> _DATASET EXCERPTS_:

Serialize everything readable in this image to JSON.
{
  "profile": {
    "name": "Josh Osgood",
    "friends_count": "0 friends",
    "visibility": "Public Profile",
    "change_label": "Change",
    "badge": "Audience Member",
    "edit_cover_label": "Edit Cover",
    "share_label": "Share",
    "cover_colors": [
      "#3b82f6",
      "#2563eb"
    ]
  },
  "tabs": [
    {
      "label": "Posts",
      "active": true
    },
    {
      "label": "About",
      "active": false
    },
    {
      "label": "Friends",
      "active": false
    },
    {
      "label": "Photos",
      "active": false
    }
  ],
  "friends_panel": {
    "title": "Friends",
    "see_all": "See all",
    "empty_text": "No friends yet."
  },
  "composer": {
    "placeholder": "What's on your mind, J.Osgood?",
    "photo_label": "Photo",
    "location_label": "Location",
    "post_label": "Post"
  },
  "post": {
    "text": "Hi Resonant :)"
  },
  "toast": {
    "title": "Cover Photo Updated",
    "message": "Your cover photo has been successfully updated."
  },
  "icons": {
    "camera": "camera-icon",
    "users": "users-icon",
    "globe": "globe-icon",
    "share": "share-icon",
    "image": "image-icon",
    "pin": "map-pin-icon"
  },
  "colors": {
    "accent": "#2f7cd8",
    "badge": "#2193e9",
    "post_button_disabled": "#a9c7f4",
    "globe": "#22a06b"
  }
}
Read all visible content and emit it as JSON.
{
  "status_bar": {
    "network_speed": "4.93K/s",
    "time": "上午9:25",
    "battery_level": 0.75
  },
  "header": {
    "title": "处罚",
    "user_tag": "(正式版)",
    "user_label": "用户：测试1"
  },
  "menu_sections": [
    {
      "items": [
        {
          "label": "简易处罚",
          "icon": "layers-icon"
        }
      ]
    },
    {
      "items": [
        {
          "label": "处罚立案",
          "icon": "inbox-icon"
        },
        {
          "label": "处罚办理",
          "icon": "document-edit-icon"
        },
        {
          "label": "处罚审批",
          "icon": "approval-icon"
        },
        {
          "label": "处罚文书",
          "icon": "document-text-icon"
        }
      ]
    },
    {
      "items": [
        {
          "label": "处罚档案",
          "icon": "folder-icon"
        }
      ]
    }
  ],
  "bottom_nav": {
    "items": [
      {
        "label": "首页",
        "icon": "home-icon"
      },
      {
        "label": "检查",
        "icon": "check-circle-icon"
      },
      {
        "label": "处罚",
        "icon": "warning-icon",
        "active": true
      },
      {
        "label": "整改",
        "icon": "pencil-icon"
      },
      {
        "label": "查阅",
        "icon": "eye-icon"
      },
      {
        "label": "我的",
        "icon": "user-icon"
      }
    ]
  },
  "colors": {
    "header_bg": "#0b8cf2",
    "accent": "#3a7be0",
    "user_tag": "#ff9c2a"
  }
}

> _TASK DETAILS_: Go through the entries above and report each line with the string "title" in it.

> _WRITTEN SOLUTION_:
    "title": "Friends",
    "title": "Cover Photo Updated",
    "title": "处罚",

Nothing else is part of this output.